This author states: “My grandmother, Margaret (McSevney) Conacher, rented Thibou/Jarvis estate for a short time in the 1920s after her father had been ‘let go’ as manager of of Parham New Works due to the accident that left him wheelchair bound. Both Annie Duncan (her sister) and my grandmother had returned home to Antigua with their children after losing their husbands at an early age, and a large property was needed to house them all. It was while they were at Thibou/Jarvis that my grandmother found and purchased Court Lodge in St. John’s next to the Antigua Girls High School, where City View Hotel is today.
“Thibou/Jarvis was supposed to have its share of ghosts, and many a night the silver could be heard rattling in the drawers — rats?” Agnes Meeker.
Enslaved People’s History
Based on contemporary research, we have little information to share about the enslaved peoples from this plantation at this time. They probably had at maximum 319 people working at that plantation. When the British Parliament abolished slavery in 1833, Thibou’s Estate was given a Legacy award (Antigua 30) of £4,194. 12s. 7p. for freeing 276 enslaved.

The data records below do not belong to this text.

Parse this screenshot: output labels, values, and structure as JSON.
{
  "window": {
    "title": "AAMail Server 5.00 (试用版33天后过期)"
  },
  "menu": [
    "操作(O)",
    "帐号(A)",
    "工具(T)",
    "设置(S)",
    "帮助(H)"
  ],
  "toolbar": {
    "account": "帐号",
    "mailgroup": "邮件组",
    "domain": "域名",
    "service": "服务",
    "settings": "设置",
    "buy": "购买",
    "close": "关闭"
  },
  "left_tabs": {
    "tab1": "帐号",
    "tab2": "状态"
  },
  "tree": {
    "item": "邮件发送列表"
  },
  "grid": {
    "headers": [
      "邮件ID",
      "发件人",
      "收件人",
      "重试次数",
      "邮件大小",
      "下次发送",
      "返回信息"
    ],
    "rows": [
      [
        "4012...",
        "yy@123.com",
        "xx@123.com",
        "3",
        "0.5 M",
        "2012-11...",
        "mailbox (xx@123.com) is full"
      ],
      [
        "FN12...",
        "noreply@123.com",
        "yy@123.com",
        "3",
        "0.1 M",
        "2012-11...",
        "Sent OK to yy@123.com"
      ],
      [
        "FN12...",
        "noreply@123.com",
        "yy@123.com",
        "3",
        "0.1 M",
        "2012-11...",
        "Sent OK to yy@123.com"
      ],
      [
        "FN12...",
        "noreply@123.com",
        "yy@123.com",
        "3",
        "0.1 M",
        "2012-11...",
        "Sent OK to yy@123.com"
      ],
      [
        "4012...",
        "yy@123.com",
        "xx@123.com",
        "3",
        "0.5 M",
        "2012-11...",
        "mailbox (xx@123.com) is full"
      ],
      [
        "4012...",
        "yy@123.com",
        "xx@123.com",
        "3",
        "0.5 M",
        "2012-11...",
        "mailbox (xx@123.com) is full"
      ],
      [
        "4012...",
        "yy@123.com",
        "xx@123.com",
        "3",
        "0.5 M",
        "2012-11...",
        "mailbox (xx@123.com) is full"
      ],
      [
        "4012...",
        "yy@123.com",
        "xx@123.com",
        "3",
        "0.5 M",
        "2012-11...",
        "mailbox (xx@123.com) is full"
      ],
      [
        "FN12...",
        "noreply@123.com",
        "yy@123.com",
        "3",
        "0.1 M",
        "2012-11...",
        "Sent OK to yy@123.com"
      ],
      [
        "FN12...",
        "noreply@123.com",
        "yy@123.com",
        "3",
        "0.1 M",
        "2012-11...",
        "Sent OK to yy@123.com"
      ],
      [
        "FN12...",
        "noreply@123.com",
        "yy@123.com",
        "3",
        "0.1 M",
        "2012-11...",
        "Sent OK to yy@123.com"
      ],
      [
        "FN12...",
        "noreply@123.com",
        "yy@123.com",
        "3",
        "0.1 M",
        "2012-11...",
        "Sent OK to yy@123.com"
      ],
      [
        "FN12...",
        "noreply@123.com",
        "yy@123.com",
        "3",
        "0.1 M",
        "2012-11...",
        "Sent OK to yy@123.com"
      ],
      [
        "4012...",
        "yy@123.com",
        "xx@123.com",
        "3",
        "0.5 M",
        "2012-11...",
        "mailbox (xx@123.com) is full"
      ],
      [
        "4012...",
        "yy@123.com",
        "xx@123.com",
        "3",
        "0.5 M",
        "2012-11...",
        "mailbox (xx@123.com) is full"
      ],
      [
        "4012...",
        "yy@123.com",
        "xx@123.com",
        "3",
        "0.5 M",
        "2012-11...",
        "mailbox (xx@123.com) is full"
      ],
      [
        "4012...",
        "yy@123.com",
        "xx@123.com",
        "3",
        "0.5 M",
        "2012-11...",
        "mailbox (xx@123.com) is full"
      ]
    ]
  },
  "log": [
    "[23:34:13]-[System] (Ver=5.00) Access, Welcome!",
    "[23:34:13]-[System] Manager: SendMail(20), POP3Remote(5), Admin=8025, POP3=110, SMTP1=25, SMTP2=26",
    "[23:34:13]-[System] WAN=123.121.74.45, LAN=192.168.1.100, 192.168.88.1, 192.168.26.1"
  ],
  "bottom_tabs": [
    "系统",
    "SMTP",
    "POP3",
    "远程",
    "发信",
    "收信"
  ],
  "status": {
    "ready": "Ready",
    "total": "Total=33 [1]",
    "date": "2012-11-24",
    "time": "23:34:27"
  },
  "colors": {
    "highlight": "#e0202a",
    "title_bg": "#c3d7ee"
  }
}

James Howell managed the estate by 1837 when James A. Thome wrote the following report: “The negro village on this estate contains one hundred houses each of which is occupied by a separate family. Mr. H. next conducted us to a neighboring field where the ‘great gang’ were at work. There were about fifty persons in the gang — the majority females — under two inspectors or superintendents, men who take the place of the quondam drivers, though their province is totally different. They merely direct the laborers at their work, employing with the loiterers the stimulus of persuasion, or at the furthest, no more than the violence of the tongue. (The people on most estates are divided into three gangs: first, the great gang composed of the principal effective men and women; second, the weeding gang consisting of younger and weekly persons; and third, the grass gang, which embraces all children able to work. “There had been much less pretended sickness among the negroes since freedom. They had now a strong aversion to going to the sick house, so much so that on many estates it had been put to some other use.” James A. Thome, “Emancipation in the West Indies – 1837”. We will continue our quest for more information about these vital individuals.
- 1600’s: Louis (Lewis) Thibou d. 1716 Father of ten girls, Rachael was the oldest
- 1716: Thomas Jarvis d. 1747
- 1749: Thomas Jarvis II (1722-1785) Married 1. Jane Whithead; 2. Rachael Thibou
- 1790: Thomas Jarvis III (1784-1807) (1777/78 map by cartographer John Luffman.)
- 1829: Bertie Entwhistle Jarvis (1793-1859/62c)
- 1843: Bertie Entwhistle Jarvis – 830 acres.
- 1872: Thomas Jarvis (1835-1877) 568 acres.
- 1891: John C. Jarvis
- 1921: C. D. Ledeatt
- 1933: Joseph Turner Dew (1867-1941) (1933 Camacho map.)
- 1940c: Anthony & Ferdinand Shoul
- 2003: Heirs of the Shoul’s.